_AIM OF THE TASK_
No pictures in the copy, please: retype all the records exactly.

Dataset rows for apps and sites

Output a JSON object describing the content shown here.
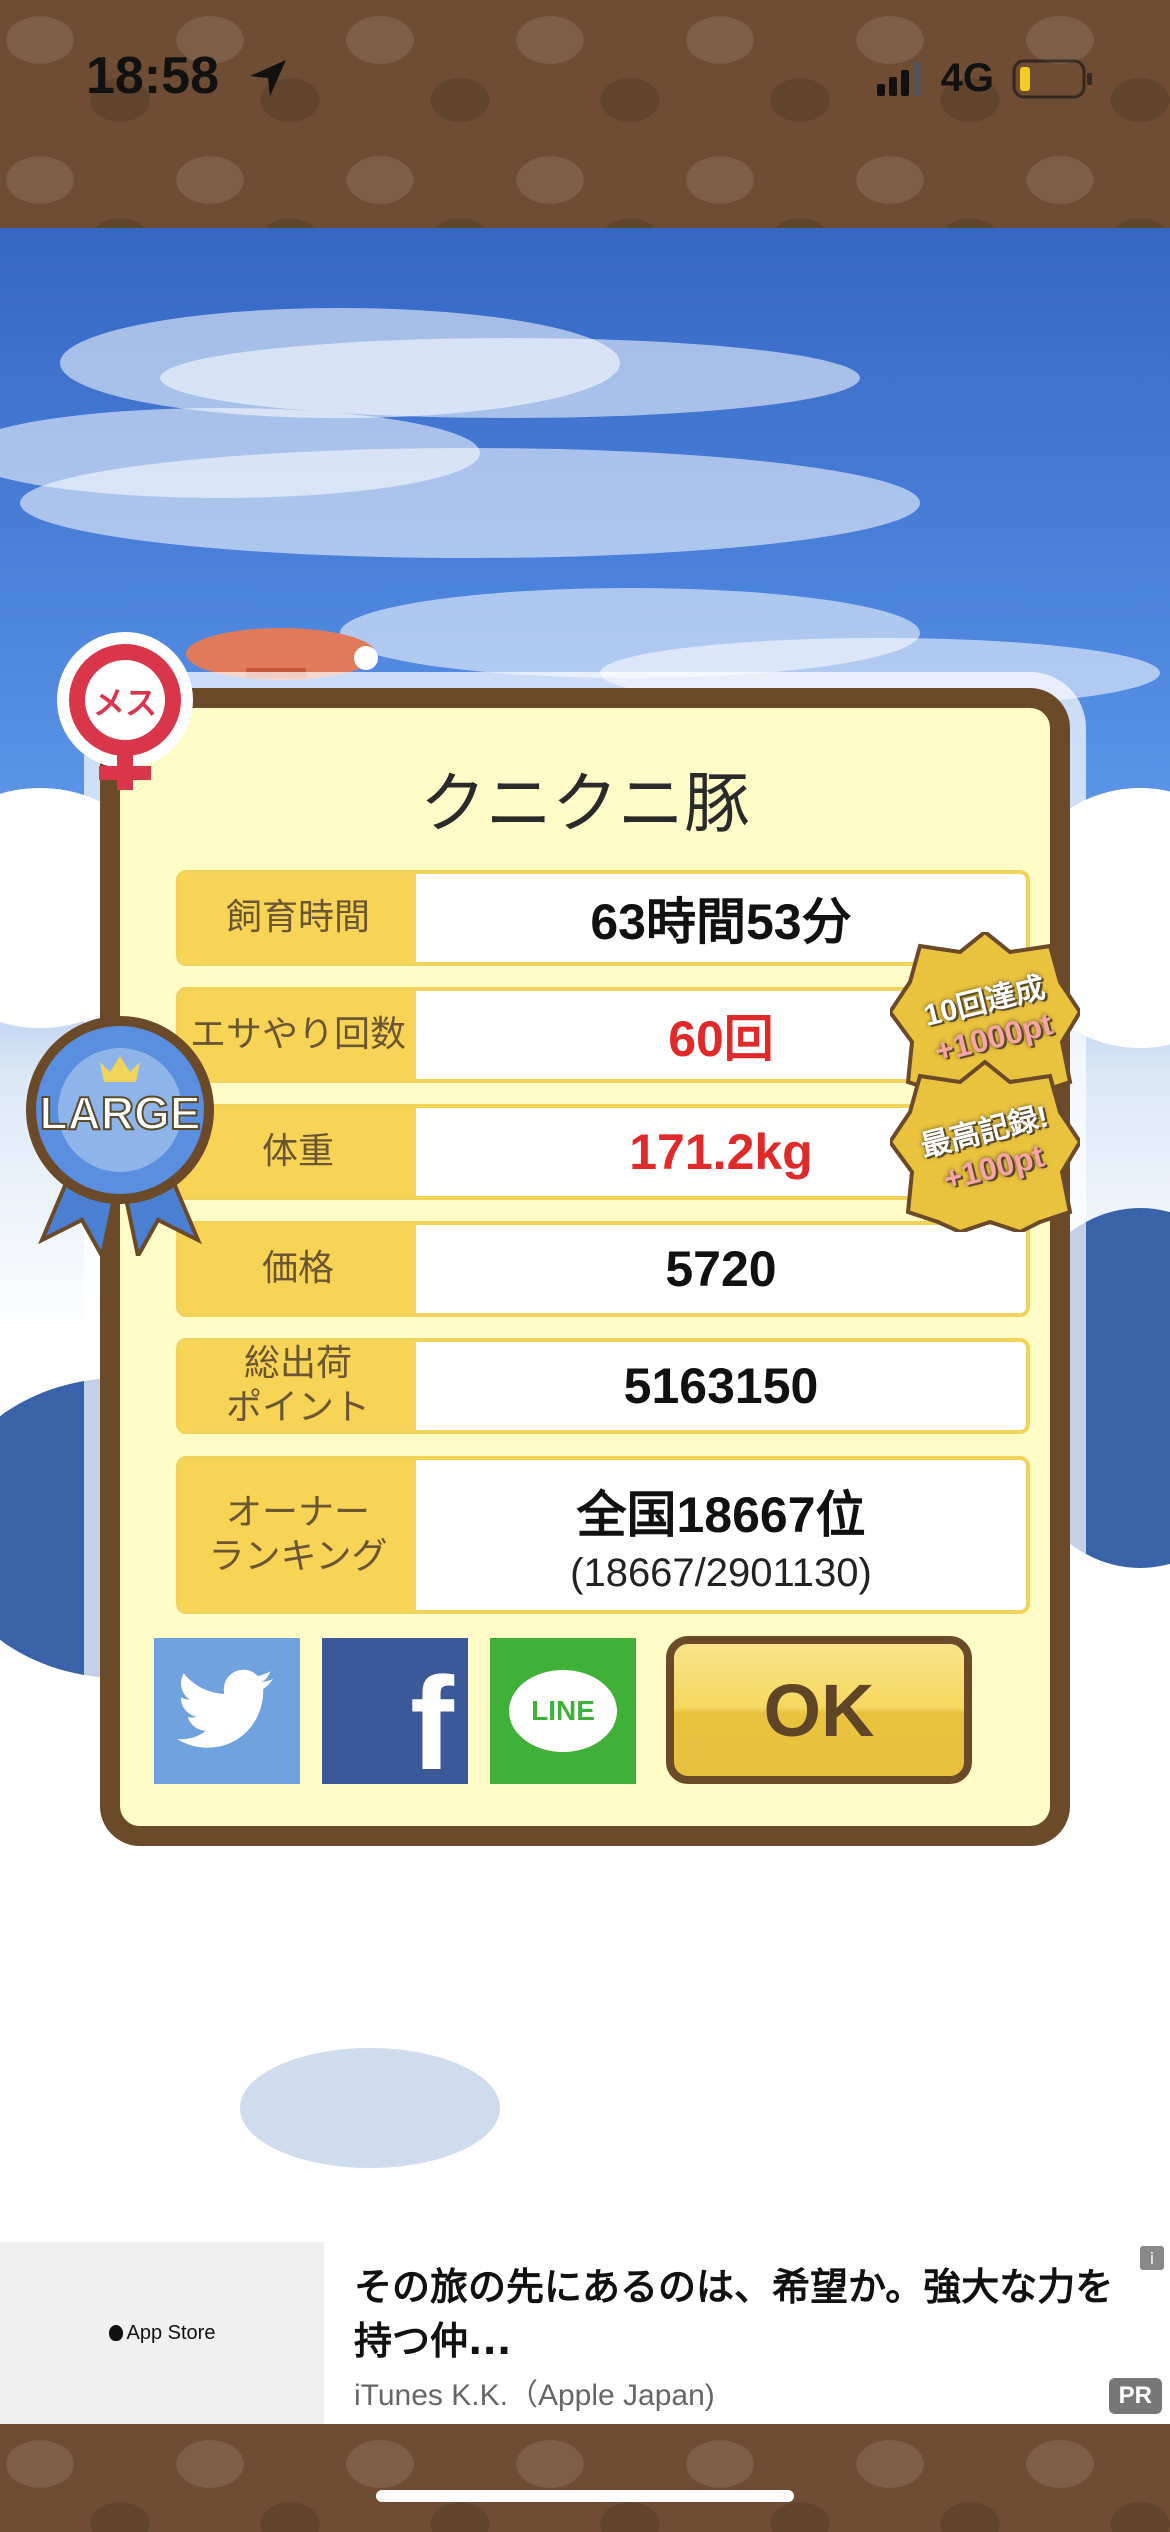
{
  "status_bar": {
    "time": "18:58",
    "network": "4G"
  },
  "pig": {
    "gender_label": "メス",
    "name": "クニクニ豚",
    "size_badge": "LARGE"
  },
  "stats": [
    {
      "label": "飼育時間",
      "value": "63時間53分",
      "highlight": false
    },
    {
      "label": "エサやり回数",
      "value": "60回",
      "highlight": true
    },
    {
      "label": "体重",
      "value": "171.2kg",
      "highlight": true
    },
    {
      "label": "価格",
      "value": "5720",
      "highlight": false
    },
    {
      "label": "総出荷\nポイント",
      "value": "5163150",
      "highlight": false
    },
    {
      "label": "オーナー\nランキング",
      "value": "全国18667位",
      "sub": "(18667/2901130)",
      "highlight": false
    }
  ],
  "achievements": [
    {
      "line1": "10回達成",
      "line2": "+1000pt"
    },
    {
      "line1": "最高記録!",
      "line2": "+100pt"
    }
  ],
  "share": {
    "twitter": "twitter-share",
    "facebook": "f",
    "line": "LINE"
  },
  "ok_label": "OK",
  "ad": {
    "store_label": "App Store",
    "headline": "その旅の先にあるのは、希望か。強大な力を持つ仲...",
    "advertiser": "iTunes K.K.（Apple Japan)",
    "pr": "PR",
    "info": "i"
  },
  "colors": {
    "accent": "#f7d456",
    "frame": "#6b4a2a",
    "highlight": "#e02a2a",
    "panel": "#fffcc8"
  }
}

_TASK ANSWER_
Output a JSON object describing the content shown here.
{
  "status_bar": {
    "time": "18:58",
    "network": "4G"
  },
  "pig": {
    "gender_label": "メス",
    "name": "クニクニ豚",
    "size_badge": "LARGE"
  },
  "stats": [
    {
      "label": "飼育時間",
      "value": "63時間53分",
      "highlight": false
    },
    {
      "label": "エサやり回数",
      "value": "60回",
      "highlight": true
    },
    {
      "label": "体重",
      "value": "171.2kg",
      "highlight": true
    },
    {
      "label": "価格",
      "value": "5720",
      "highlight": false
    },
    {
      "label": "総出荷\nポイント",
      "value": "5163150",
      "highlight": false
    },
    {
      "label": "オーナー\nランキング",
      "value": "全国18667位",
      "sub": "(18667/2901130)",
      "highlight": false
    }
  ],
  "achievements": [
    {
      "line1": "10回達成",
      "line2": "+1000pt"
    },
    {
      "line1": "最高記録!",
      "line2": "+100pt"
    }
  ],
  "share": {
    "twitter": "twitter-share",
    "facebook": "f",
    "line": "LINE"
  },
  "ok_label": "OK",
  "ad": {
    "store_label": "App Store",
    "headline": "その旅の先にあるのは、希望か。強大な力を持つ仲...",
    "advertiser": "iTunes K.K.（Apple Japan)",
    "pr": "PR",
    "info": "i"
  },
  "colors": {
    "accent": "#f7d456",
    "frame": "#6b4a2a",
    "highlight": "#e02a2a",
    "panel": "#fffcc8"
  }
}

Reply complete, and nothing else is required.